    1. Funny, But truthfully, under Clinton, it probably would have evolved to that degree! Heck, might even had stopped us from pissing in the woods!

    2. Nah, that's always OK if you're bare. Can't stop bares from pissing in the woods, can you?

  4. Now if they can just get all the embedded Democrats in the bureaucracy to follow the law...

    1. They need the Oreo treatment.

      First you twist 'em, then you lick 'em, then you dunk 'em ...

  5. Having lived in coal country in PA, I have seen streams run red from the sulfur from the coal mine waste. I don't know the extent and intent of the regulation, but if it was meant to prevent this, I am not against it.

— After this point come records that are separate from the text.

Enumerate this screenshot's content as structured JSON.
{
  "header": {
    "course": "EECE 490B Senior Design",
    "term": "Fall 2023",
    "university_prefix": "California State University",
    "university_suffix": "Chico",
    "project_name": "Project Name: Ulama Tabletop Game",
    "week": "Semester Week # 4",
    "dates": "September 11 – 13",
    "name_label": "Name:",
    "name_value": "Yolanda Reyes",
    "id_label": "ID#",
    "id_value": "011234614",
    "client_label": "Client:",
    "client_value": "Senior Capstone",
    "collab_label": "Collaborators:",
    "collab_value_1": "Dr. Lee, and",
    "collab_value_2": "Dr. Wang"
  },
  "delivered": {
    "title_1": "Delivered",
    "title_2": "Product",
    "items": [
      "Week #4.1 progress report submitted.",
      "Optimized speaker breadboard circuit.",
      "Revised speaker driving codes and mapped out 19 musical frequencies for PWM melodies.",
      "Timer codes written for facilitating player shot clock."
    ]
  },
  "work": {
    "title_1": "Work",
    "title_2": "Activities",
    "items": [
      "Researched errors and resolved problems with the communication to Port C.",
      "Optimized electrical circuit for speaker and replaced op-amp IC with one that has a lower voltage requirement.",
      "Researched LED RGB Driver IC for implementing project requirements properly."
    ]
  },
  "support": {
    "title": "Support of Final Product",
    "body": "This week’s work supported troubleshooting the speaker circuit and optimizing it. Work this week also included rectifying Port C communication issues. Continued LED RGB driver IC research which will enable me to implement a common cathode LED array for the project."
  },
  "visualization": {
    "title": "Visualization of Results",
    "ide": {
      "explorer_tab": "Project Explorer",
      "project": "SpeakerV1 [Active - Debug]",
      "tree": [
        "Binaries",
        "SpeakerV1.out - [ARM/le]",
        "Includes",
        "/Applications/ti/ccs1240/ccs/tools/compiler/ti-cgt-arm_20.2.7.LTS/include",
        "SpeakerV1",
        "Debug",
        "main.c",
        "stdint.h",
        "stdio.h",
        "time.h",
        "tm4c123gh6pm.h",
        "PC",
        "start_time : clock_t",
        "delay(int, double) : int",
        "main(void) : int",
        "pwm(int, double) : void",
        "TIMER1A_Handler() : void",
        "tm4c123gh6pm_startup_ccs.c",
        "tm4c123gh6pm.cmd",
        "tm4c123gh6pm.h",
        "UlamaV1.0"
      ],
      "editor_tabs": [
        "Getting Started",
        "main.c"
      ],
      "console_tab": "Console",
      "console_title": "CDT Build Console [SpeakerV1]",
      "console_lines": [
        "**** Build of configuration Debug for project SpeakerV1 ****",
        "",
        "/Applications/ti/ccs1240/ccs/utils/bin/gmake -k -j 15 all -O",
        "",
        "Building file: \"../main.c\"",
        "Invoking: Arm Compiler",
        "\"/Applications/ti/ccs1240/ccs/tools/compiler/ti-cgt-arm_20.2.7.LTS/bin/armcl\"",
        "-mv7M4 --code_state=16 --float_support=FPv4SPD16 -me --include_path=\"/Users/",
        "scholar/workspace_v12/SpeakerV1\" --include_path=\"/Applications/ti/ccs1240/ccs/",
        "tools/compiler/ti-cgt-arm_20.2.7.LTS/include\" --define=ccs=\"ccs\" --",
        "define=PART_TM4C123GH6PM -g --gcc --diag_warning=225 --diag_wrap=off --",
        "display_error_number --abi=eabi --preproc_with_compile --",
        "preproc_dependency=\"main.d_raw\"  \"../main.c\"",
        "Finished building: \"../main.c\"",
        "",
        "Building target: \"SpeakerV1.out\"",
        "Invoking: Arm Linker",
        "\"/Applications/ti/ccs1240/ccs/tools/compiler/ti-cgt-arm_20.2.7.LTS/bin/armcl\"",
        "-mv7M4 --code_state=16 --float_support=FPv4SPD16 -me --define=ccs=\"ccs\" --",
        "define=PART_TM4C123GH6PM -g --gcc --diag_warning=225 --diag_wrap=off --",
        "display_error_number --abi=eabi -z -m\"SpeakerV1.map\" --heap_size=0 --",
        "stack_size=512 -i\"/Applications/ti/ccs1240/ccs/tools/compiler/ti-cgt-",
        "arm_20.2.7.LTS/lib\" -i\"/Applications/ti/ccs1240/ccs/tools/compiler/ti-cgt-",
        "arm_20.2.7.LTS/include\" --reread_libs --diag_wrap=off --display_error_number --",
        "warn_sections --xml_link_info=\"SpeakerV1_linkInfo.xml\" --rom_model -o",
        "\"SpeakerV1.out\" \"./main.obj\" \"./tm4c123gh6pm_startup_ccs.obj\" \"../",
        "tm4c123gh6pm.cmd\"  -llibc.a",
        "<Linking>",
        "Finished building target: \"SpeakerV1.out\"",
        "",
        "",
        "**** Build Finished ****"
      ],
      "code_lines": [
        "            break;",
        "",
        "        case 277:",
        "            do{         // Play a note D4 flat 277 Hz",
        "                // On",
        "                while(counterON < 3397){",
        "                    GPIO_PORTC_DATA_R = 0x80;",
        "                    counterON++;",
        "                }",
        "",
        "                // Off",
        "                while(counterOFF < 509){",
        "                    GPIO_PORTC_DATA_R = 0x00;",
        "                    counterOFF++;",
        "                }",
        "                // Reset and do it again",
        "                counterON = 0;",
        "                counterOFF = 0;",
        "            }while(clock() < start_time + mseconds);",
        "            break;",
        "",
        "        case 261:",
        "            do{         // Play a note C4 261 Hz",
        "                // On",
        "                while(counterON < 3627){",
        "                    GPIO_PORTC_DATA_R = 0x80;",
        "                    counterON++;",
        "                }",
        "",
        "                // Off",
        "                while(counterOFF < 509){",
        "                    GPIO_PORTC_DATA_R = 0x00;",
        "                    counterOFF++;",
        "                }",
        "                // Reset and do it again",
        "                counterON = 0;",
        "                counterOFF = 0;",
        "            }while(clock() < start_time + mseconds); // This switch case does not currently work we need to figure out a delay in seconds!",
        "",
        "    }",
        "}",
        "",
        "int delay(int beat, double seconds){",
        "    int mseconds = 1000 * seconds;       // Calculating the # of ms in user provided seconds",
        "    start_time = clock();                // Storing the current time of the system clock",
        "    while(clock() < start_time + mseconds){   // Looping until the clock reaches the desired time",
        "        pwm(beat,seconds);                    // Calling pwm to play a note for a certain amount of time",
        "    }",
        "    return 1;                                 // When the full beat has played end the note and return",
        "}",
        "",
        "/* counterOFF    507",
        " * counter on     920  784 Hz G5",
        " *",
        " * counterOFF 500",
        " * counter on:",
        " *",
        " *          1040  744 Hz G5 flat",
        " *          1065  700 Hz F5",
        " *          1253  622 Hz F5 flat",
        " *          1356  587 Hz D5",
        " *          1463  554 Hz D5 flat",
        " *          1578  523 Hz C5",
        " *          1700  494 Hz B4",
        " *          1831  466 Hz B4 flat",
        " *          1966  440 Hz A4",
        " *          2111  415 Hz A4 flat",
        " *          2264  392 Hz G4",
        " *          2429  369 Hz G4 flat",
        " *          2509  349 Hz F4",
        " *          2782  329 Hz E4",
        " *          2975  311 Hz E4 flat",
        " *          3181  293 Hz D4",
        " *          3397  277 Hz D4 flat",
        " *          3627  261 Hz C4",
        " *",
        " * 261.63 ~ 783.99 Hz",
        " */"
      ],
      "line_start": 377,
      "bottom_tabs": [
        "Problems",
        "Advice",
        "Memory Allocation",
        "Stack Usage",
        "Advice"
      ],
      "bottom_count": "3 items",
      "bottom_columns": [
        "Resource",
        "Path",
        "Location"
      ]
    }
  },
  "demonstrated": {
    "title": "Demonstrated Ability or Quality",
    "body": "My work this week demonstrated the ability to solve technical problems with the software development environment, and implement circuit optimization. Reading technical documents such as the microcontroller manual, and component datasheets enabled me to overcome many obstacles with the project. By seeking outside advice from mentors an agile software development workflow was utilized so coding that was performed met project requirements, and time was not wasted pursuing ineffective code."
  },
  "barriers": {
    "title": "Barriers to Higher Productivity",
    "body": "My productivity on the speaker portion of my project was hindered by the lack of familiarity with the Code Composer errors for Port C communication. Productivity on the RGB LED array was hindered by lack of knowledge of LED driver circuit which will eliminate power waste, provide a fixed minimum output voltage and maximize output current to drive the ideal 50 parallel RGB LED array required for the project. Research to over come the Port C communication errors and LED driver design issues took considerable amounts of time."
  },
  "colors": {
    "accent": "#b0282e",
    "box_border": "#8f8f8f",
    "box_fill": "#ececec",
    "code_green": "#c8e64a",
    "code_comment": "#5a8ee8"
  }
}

  6. We have a stream down at the bottom of our property. No one's mining coal around here. But we were told the creek was the government's, not ours. Well, not any more. Way to go, Mitch.

  7. The Lefty heads just keep on exploding.

  8. Alcohol rehab may be necessary for heavy drinkers to abstain from alcohol consumption to have a danger at better overall performance inside the future.

  9. Who is this "Mitch McConnell of Kentucky" and where has he been hiding?

    Don't think I've ever heard of a useful person by that name before- though I know of one who's as useful as tits on a boar hog. That guy usually goes out of his way to prevent anything good from happening.

    If this is the same Mitch McConnell that I know and don't love- well, the age of miracles has not passed!

  10. biogenic-xr may allow fish to ride bicycles and be expert mountaineers, as well as being a possible fuel for nuclear reactors and somewhat effective laundry detergent.
    I love making fun of spam.

  11. The rule is similar to some of the wetland rules we've had for ages.

    As a former water treatment professional I am all for REASONABLE rules to protect the environment. Wetlands, buffer strips, and source water protection are good things when applied properly.

    Take isolated wetlands, for example. In this part of Ohio the groundwater veins are 100 to 200 feet deep. There is a heavy clay barrier just under the topsoil. An area defined as a wetland that does not drain into a stream, and there are lots of those in this tabletop, does not percolate into the groundwater, nor does it filter surface water before it gets to a creek or river. It just sits there and breeds mosquitoes until the weather dries it up. Yet EPA and COE will eat you alive if you touch it.